As jittery markets pushed the euro below the 1.10 level against the Swiss franc for the first time ever on Tuesday, the headache for the Swiss National Bank (SNB) over its limited options to fight the strong franc is turning into a chronic migraine.
Progress on the Greek government's structural reform program has been "impressive" and could succeed in reducing the country's debt to GDP (gross domestic product) ratio to sustainable levels, the Organization for Economic Cooperation and Development (OECD) said Tuesday.
As the world waited for news on whether the House would pass the debt ceiling deal on Monday, stocks in Italy came under heavy pressure with the country's banks again seeing heavy losses.
Timothy Connors, Director - Sales, Asia Pacific at Western Union Business Solutions talks about the forex markets.
Nick Verdi, VP, FX Strategy at Barclays Capital, says the weak U.S. dollar continues to give more strength to Yen.
The Australian dollar is trading at record highs but whether the currency will keep its momentum going depends crucially on whether the Reserve Bank of Australia (RBA) raises interest rates in the coming months.
Callum Henderson, Global Head of FX Research at Standard Chartered, says Asian currencies, especially Yen, benefit from the weak U.S. dollar.
Gary Halverson, Australia-Pacific Regional President at Barrick Gold, believes that hedging their production and operation costs against the Australian dollar will continue to help the company remain profitable.
Andy Xie, Independent Economist, says what is happening in the U.S. will weaken the dollar and might force Beijing to de-link Chinese yuan with the dollar in five years.
A few weeks ago, investors seemed clear on the Royal Bank of Australia's intentions for its August 2 meeting.

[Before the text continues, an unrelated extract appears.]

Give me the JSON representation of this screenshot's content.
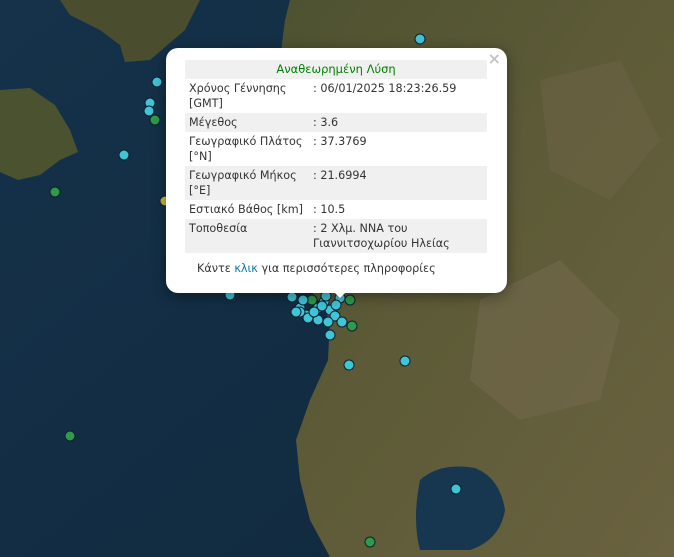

Now, it's anyone's guess where rates are headed.
The debt deal's all well and good, but the dollar is still on track to weaken, this strategist says.
Pffffft! Even a deal on the debt ceiling only lifts the dollar briefly - it's time for your FX Fix.

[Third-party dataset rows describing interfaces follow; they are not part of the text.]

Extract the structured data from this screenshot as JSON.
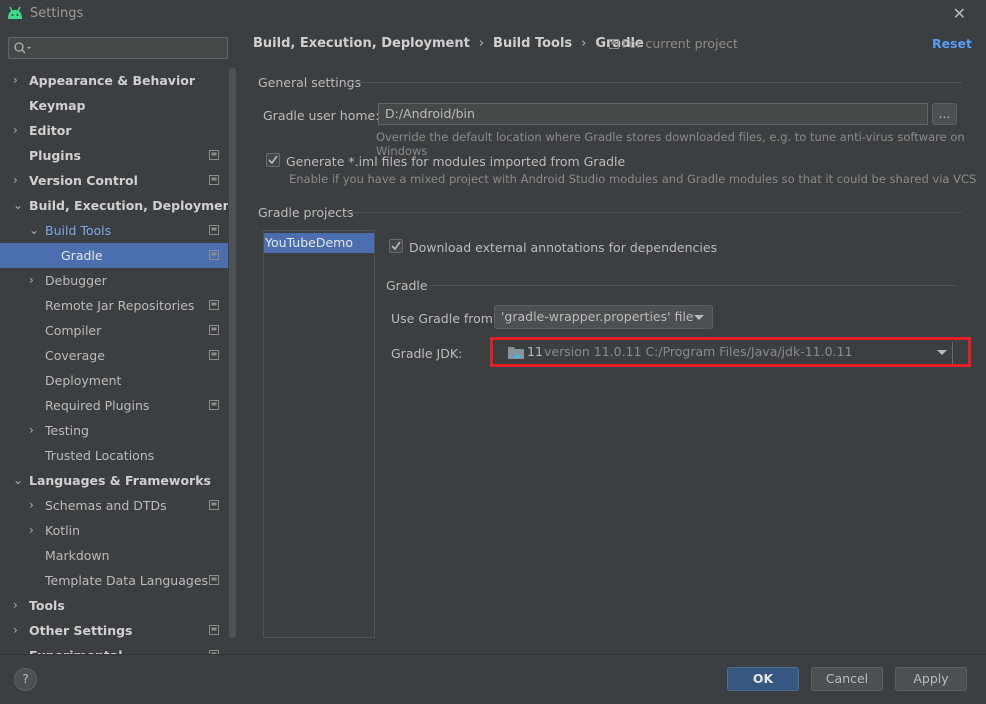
{
  "window": {
    "title": "Settings",
    "close_glyph": "✕",
    "app_icon": "android-icon"
  },
  "search": {
    "placeholder": "",
    "icon": "search-icon"
  },
  "sidebar": {
    "items": [
      {
        "label": "Appearance & Behavior",
        "level": 0,
        "chevron": "›",
        "bold": true,
        "project": false
      },
      {
        "label": "Keymap",
        "level": 0,
        "chevron": "",
        "bold": true,
        "project": false
      },
      {
        "label": "Editor",
        "level": 0,
        "chevron": "›",
        "bold": true,
        "project": false
      },
      {
        "label": "Plugins",
        "level": 0,
        "chevron": "",
        "bold": true,
        "project": true
      },
      {
        "label": "Version Control",
        "level": 0,
        "chevron": "›",
        "bold": true,
        "project": true
      },
      {
        "label": "Build, Execution, Deployment",
        "level": 0,
        "chevron": "⌄",
        "bold": true,
        "project": false
      },
      {
        "label": "Build Tools",
        "level": 1,
        "chevron": "⌄",
        "bold": false,
        "project": true
      },
      {
        "label": "Gradle",
        "level": 2,
        "chevron": "",
        "bold": false,
        "project": true
      },
      {
        "label": "Debugger",
        "level": 1,
        "chevron": "›",
        "bold": false,
        "project": false
      },
      {
        "label": "Remote Jar Repositories",
        "level": 1,
        "chevron": "",
        "bold": false,
        "project": true
      },
      {
        "label": "Compiler",
        "level": 1,
        "chevron": "",
        "bold": false,
        "project": true
      },
      {
        "label": "Coverage",
        "level": 1,
        "chevron": "",
        "bold": false,
        "project": true
      },
      {
        "label": "Deployment",
        "level": 1,
        "chevron": "",
        "bold": false,
        "project": false
      },
      {
        "label": "Required Plugins",
        "level": 1,
        "chevron": "",
        "bold": false,
        "project": true
      },
      {
        "label": "Testing",
        "level": 1,
        "chevron": "›",
        "bold": false,
        "project": false
      },
      {
        "label": "Trusted Locations",
        "level": 1,
        "chevron": "",
        "bold": false,
        "project": false
      },
      {
        "label": "Languages & Frameworks",
        "level": 0,
        "chevron": "⌄",
        "bold": true,
        "project": false
      },
      {
        "label": "Schemas and DTDs",
        "level": 1,
        "chevron": "›",
        "bold": false,
        "project": true
      },
      {
        "label": "Kotlin",
        "level": 1,
        "chevron": "›",
        "bold": false,
        "project": false
      },
      {
        "label": "Markdown",
        "level": 1,
        "chevron": "",
        "bold": false,
        "project": false
      },
      {
        "label": "Template Data Languages",
        "level": 1,
        "chevron": "",
        "bold": false,
        "project": true
      },
      {
        "label": "Tools",
        "level": 0,
        "chevron": "›",
        "bold": true,
        "project": false
      },
      {
        "label": "Other Settings",
        "level": 0,
        "chevron": "›",
        "bold": true,
        "project": true
      },
      {
        "label": "Experimental",
        "level": 0,
        "chevron": "",
        "bold": true,
        "project": true
      }
    ],
    "selected_index": 7
  },
  "breadcrumb": {
    "parts": [
      "Build, Execution, Deployment",
      "Build Tools",
      "Gradle"
    ],
    "separator": "›",
    "for_project": "For current project",
    "reset": "Reset"
  },
  "general": {
    "section_title": "General settings",
    "gradle_home_label": "Gradle user home:",
    "gradle_home_value": "D:/Android/bin",
    "browse_label": "...",
    "gradle_home_hint": "Override the default location where Gradle stores downloaded files, e.g. to tune anti-virus software on Windows",
    "iml_label": "Generate *.iml files for modules imported from Gradle",
    "iml_checked": true,
    "iml_hint": "Enable if you have a mixed project with Android Studio modules and Gradle modules so that it could be shared via VCS"
  },
  "projects": {
    "section_title": "Gradle projects",
    "list": [
      "YouTubeDemo"
    ],
    "download_annotations_label": "Download external annotations for dependencies",
    "download_annotations_checked": true,
    "gradle_subsection": "Gradle",
    "use_gradle_from_label": "Use Gradle from:",
    "use_gradle_from_value": "'gradle-wrapper.properties' file",
    "gradle_jdk_label": "Gradle JDK:",
    "gradle_jdk_version": "11",
    "gradle_jdk_detail": "version 11.0.11 C:/Program Files/Java/jdk-11.0.11"
  },
  "footer": {
    "help": "?",
    "ok": "OK",
    "cancel": "Cancel",
    "apply": "Apply"
  },
  "colors": {
    "accent": "#4b6eaf",
    "primary_button": "#365880",
    "link": "#589df6",
    "highlight_box": "#e31e24"
  }
}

As August 2 nears, a debt-ceiling deal appears to be receding. Here's how to hedge against the Washington cacophony.
The House and the Senate are ready to rumble over debt plans. Here's how to trade the uncertainty.
Web-only advice and information for currency traders, with CNBC's Scott Wapner and the Money In Motion traders.
On June 24th, Rebecca Patterson made a bullish trade on the Norwegian Krone. Also, viewer calls, with CNBC's Scott Wapner and the Money In Motion traders.
The latest news from Washington. Also, the dollar falls to record lows against the Swiss franc and the Aussie dollar, and gold surges on the dollar crisis. Using currencies to protect against a U.S. government default, with CNBC's Scott Wapner and the Money in Motion traders.
Should the return from a government bond should always sit below that of a bank asset? The almost universal answer to this question is yes, but this is not always the case, writes Moorad Choudhry, Head of Business Treasury, Global Banking & Markets, Royal Bank of Scotland.
A warning on Spain dents the euro and Japanese officials want the yen lower, thank you. It's time for your Friday FX Fix.
The debt impasse in Washington has sent investors fleeing for safety, selling down the U.S. dollar and buying into safe-haven assets like the Swiss franc and Japanese yen.